This alone makes Nossa Familia Coffee a notable exception — given its direct ties to origin and its trend-bucking sourcing, blending, and roasting philosophies. But what particularly makes it stand out is that the quality of its espresso shots is among the best in town.
Read the review of the Nossa Espresso Bar in Portland, OR.
Pro snowboarder and Finnish native Wille Yli-Luoma established this local Portland roaster and two-shop, starkly designed coffeehouse chain in 2009. Inspired by the Swedish fika coffee break, he wanted to bring it to his adopted home town of Portland. (Maybe he’s not Swedish, but remember that Fins are the worlds biggest coffee drinkers.)
Heart says it draws its coffee influences from Scandinavia and the local Portland scene — using its rebuilt Probat to roast its beans to the “lightest degree possible” while fully developing the flavors in what each bean has to offer. Now this sounds like utter nonsense when I think of all the grassy, under-roasted, under-developed coffees I’ve abused my taste buds with under the guise of “Third Wave” roasting. However, Heart exhibits enough prowess at bean sourcing and roasting to offer more than just a trendy cliché in the cup.
This newer West Side Portland location has dark hexagonal tile floors, tall windows with lots of light, white-painted walls, a wall o’ mersh, and wood surfaces everywhere: benches, long shared picnic bench seating, small café tables, and window counter seating. Overall, the seating is a bit scarce for the space — it helps if you can sit on the sidewalk benches outside. Especially as you often find in town: they have the de rigueur uncomfortable-and-over-designed chairs that Portlanders must love.
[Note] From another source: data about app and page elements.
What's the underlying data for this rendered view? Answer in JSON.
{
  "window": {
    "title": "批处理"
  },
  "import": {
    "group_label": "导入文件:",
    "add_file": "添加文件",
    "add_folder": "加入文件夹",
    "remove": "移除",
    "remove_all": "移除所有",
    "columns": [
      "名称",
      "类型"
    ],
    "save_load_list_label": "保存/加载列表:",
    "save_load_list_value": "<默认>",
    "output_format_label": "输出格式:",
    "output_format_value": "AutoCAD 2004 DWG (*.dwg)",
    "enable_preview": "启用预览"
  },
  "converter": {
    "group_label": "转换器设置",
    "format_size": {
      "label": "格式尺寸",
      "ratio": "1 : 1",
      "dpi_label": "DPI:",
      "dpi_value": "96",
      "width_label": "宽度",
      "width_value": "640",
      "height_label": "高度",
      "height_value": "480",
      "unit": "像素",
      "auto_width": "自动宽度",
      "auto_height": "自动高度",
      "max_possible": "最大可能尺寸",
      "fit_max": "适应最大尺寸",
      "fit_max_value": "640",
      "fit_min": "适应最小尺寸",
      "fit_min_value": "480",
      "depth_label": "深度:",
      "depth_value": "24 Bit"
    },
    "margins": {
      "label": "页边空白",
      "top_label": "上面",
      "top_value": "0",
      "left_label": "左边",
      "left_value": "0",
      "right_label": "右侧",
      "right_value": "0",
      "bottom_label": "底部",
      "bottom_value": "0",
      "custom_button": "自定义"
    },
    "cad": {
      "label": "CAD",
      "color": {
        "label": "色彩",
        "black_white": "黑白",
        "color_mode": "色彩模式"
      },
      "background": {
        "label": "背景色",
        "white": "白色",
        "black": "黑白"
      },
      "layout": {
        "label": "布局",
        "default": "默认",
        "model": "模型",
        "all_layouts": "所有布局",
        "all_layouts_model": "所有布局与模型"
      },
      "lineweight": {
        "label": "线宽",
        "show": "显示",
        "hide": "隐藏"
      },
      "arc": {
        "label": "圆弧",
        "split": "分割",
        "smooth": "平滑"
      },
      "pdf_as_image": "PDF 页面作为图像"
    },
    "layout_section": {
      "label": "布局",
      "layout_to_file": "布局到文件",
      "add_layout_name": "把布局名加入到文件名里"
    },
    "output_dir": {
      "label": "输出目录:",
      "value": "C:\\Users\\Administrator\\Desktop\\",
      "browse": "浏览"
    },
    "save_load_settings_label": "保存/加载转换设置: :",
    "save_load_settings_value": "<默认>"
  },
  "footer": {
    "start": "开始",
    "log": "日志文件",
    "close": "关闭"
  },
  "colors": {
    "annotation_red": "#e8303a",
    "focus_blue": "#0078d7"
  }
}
As I mentioned above, Heart is also known for its exclusively light roasts, which they do well in a Nordic style — even if that means high acidity with every cup. These factors combined with a reputation for aloof service and a clientele of the popular people from class have made it highly divisive among Portlanders: they say you either love it or hate it.
They offer bread, pastries, and espresso drinks. No pour-overs, unlike their East Side mothership location. Using a custom three-group Mistral machine, they offered two options for espresso: an Ethiopian Dabub Mateyba single origin and their Stereo blend.
The Stereo blend comes with a even, medium brown crema of modest thickness. The shot fills rather high in the cup, seemingly influencing the weaknesses in its slightly thin body. There’s a woodiness plus cloves and cinnamon with a fading acidic sharpness at the finish. Heart does a good job of sticking to a light roast stereotype without stumbling into grassy, almost raw coffee. They actually get light roasting right. Served in white logo ANCAP cups with a shot of sparkling water on the side.
Yes, it’s a lighter style and the emphasis is on a high acidity in the cup — essentially making them a sort of one-note player for how they philosophically approach coffee. But their light roasts are balanced enough on a knife’s edge to avoid the horrid grassy yellow beans that barely make it to the first crack. This is probably the pro skateboarder in Wille coming out in his coffees.
The influences of Copenhagen’s The Coffee Collective and Norway’s Tim Wendelboe show through. Most of their bean sources come from Africa and Latin America in search of a bigger, balanced acidity that works best with their roasting style. This puts them in contention with a lot of Scandinavian roasters for specialty lots.
Their cappuccino comes with rosetta latte art and a decent job of milk-frothing: good consistency and heft but not overly milky overall as can be common in Portland. But the lightness of the roasts offers little for the milk to contrast with, resulting in more of a muddled flavor in the cup.
Love it or hate it? Oddly, we’re in the rare middle ground camp: a very good place, but not exactly one I’d seek out in Portland above a few others.
Read the review of Heart Coffee Roasters in downtown Portland, OR.